_Input for this task_

⁂

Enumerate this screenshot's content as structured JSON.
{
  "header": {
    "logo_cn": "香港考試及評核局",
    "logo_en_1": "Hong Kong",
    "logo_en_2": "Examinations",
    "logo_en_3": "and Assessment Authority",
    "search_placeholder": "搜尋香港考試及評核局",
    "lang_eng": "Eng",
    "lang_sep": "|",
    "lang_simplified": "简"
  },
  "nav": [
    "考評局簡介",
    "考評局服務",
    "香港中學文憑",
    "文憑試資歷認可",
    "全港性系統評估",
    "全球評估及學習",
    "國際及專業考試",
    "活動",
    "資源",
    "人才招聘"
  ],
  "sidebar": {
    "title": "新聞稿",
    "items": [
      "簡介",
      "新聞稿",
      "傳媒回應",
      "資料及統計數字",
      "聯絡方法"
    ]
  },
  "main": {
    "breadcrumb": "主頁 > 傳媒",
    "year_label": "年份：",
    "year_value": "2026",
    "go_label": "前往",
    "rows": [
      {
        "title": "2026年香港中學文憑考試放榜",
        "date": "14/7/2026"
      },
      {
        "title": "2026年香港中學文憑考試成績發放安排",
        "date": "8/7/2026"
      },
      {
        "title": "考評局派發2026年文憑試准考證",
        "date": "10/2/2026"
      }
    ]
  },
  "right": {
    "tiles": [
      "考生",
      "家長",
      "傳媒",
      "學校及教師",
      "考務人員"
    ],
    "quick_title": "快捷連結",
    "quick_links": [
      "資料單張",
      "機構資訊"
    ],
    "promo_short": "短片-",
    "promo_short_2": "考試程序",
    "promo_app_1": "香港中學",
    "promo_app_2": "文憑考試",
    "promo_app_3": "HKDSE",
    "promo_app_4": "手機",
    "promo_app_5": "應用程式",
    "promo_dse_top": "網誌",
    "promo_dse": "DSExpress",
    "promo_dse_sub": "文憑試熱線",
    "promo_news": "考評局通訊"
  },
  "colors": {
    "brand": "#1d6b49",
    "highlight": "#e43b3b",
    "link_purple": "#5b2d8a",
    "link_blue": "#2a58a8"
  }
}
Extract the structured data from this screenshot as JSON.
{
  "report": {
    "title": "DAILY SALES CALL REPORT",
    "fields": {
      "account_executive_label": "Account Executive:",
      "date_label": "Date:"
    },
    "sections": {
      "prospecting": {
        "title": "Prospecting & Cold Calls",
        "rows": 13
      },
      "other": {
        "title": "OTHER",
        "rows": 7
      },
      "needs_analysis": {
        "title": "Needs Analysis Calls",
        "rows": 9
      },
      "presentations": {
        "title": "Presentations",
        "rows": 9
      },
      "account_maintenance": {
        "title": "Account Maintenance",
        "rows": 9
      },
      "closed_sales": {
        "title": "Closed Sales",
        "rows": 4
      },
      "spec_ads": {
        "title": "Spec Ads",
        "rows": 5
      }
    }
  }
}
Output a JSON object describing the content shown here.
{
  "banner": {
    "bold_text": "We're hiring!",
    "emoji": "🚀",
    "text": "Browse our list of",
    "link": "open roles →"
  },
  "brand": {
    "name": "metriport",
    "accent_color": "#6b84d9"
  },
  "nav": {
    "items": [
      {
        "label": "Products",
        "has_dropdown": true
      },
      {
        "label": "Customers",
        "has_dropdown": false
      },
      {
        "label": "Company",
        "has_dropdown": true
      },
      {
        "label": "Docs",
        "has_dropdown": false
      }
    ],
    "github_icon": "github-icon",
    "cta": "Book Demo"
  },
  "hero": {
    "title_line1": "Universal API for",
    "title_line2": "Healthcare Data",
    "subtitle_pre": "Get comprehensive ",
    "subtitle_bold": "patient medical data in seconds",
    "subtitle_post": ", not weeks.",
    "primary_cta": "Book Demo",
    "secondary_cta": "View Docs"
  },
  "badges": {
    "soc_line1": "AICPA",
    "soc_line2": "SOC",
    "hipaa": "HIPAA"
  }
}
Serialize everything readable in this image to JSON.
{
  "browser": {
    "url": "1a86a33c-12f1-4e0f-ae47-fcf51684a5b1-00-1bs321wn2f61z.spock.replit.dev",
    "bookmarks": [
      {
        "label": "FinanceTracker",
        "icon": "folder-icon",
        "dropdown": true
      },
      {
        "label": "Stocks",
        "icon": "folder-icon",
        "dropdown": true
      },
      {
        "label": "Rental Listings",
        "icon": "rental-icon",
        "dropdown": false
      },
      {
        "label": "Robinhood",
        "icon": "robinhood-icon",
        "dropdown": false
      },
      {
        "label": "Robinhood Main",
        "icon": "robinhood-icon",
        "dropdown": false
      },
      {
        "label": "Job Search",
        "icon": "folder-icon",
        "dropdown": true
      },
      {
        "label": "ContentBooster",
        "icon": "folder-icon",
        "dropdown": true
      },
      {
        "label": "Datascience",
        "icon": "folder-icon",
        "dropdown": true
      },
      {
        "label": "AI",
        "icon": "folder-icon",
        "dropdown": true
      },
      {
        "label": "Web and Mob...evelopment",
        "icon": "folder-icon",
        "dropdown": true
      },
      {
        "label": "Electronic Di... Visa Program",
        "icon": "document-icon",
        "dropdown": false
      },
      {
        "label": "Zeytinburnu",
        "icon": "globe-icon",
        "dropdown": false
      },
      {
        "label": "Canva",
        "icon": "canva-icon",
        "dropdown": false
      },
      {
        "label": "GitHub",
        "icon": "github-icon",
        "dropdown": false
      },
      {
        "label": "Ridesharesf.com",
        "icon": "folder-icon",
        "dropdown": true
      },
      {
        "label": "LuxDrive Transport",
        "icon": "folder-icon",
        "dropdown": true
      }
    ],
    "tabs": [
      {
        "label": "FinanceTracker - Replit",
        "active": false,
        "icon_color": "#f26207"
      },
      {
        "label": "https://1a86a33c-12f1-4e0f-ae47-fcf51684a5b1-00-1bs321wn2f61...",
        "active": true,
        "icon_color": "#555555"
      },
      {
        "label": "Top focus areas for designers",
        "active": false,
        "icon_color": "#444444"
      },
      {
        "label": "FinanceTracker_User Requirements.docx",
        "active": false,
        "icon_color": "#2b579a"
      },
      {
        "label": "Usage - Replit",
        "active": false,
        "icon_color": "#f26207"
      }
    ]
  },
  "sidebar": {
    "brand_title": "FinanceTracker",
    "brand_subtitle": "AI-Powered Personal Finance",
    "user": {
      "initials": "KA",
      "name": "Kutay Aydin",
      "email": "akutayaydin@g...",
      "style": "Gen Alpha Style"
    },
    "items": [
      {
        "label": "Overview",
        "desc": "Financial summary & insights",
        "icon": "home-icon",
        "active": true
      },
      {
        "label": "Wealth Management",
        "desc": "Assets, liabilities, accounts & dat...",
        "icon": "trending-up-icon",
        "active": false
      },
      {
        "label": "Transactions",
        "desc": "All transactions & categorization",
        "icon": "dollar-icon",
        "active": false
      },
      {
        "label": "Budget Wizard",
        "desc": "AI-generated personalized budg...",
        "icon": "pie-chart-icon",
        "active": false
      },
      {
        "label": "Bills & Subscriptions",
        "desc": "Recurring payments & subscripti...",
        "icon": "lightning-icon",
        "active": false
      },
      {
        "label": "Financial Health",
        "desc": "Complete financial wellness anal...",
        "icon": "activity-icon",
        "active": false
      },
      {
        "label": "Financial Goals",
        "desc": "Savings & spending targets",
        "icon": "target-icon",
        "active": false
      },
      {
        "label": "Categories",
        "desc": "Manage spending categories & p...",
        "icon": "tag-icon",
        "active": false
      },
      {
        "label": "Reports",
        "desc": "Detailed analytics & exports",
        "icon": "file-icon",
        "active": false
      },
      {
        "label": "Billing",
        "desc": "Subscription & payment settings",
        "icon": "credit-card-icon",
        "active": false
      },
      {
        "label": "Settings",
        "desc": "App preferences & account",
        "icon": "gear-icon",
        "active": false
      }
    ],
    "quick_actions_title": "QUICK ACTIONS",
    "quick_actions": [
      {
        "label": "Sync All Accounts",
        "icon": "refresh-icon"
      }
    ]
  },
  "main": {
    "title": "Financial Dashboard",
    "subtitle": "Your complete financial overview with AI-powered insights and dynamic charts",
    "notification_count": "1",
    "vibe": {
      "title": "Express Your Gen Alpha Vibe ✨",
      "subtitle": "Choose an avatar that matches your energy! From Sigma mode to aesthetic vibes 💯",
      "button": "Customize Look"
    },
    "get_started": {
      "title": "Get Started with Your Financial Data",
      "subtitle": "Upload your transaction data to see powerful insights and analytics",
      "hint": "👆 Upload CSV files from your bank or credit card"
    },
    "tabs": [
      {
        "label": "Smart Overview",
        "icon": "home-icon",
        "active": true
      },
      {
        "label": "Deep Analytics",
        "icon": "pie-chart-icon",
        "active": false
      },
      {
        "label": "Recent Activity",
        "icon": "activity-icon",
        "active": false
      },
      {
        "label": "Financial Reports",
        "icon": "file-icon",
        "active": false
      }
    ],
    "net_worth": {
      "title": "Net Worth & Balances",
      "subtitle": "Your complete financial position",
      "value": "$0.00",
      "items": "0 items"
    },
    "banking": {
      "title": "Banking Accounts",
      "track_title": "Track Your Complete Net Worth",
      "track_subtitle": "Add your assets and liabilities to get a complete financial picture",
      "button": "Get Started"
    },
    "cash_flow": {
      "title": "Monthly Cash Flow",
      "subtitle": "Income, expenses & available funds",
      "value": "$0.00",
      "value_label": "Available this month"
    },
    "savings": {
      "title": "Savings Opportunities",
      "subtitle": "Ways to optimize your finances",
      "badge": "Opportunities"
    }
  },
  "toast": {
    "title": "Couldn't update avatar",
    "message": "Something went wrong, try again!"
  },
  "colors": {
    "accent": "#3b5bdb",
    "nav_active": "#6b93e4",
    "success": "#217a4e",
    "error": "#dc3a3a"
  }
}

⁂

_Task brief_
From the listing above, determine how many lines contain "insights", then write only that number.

_Exercise response_
3